[Opening DATA EXCERPTS section]

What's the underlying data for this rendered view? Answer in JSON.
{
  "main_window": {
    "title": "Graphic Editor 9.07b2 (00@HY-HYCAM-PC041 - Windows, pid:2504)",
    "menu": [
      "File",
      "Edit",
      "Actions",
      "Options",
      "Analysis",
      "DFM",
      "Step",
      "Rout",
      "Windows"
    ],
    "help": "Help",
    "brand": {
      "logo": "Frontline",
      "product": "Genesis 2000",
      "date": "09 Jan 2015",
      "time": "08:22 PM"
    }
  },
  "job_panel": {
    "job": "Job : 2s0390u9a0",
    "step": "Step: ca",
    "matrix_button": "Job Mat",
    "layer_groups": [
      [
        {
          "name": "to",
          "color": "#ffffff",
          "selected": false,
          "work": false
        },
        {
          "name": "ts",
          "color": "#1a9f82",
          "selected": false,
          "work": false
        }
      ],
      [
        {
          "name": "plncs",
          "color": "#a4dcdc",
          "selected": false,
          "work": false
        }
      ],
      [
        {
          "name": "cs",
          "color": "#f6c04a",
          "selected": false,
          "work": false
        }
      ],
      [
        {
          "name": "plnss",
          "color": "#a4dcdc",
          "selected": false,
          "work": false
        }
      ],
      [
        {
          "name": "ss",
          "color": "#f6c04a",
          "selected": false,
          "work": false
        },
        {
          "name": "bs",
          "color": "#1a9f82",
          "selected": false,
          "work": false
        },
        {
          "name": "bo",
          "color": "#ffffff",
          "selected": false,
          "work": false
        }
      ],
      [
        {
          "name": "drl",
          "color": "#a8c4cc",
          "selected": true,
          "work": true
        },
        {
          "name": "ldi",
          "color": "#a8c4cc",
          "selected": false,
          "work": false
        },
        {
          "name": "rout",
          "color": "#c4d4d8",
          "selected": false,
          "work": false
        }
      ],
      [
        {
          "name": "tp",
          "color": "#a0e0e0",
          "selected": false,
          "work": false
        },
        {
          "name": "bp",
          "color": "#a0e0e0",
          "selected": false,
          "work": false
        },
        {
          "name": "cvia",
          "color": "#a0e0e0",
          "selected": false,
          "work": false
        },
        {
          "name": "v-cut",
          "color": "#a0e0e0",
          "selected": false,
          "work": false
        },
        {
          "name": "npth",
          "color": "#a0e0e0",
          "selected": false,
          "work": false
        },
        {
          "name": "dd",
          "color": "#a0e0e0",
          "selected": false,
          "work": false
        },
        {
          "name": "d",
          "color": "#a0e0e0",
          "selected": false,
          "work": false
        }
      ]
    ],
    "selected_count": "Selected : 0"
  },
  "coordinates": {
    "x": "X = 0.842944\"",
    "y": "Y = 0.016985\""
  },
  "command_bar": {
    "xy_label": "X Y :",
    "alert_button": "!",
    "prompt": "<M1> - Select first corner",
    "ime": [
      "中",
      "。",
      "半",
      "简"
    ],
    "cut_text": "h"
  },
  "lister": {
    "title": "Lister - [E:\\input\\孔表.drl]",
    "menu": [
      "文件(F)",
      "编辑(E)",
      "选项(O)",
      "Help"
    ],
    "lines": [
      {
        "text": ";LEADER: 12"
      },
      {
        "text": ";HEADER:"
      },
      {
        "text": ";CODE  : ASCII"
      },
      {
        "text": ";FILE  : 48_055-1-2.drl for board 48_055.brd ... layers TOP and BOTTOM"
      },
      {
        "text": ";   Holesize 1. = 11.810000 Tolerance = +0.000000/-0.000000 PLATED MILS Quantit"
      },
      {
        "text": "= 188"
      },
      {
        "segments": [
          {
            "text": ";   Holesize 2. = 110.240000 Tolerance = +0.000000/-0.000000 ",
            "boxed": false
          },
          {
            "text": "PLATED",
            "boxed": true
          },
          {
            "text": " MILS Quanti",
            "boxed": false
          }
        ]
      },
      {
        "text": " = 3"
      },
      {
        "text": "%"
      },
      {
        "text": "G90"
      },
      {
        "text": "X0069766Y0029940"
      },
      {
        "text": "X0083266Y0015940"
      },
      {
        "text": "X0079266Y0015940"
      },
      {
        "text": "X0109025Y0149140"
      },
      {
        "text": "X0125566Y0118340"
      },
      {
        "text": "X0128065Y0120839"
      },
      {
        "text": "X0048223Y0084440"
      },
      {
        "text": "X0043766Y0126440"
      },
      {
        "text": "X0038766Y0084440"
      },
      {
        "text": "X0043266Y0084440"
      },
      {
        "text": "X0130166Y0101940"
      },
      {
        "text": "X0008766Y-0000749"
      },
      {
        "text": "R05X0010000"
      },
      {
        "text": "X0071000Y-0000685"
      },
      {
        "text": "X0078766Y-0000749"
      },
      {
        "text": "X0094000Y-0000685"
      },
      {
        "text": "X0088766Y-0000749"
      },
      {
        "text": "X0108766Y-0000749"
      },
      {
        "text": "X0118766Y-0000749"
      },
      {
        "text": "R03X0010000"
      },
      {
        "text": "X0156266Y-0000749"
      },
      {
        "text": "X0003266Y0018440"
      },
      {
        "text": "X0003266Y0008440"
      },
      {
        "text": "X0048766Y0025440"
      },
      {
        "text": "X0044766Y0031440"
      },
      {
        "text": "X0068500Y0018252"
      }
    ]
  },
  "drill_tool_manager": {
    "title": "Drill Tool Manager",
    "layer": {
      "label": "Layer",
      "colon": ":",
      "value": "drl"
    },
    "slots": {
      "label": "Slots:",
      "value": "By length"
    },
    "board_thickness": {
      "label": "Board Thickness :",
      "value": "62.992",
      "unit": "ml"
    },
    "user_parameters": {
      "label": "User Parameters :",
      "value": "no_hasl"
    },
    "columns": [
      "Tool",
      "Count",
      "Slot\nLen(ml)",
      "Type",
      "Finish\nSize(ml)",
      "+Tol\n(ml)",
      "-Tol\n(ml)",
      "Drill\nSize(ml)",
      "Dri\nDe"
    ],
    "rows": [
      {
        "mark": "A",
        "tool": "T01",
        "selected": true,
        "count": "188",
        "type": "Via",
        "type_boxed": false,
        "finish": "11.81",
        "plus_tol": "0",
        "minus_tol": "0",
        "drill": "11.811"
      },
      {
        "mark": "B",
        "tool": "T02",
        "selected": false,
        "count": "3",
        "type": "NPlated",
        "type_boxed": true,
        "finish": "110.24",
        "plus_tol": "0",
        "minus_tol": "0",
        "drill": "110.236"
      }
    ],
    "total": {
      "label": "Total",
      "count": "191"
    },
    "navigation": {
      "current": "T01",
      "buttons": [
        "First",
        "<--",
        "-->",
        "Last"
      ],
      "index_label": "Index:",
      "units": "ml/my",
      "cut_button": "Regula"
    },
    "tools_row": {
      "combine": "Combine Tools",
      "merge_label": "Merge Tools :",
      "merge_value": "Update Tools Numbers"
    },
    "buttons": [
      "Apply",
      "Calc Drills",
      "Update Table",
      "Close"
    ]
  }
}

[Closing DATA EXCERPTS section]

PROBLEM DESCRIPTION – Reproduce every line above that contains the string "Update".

EXERCISE SOLUTION –
      "merge_value": "Update Tools Numbers"
      "Update Table",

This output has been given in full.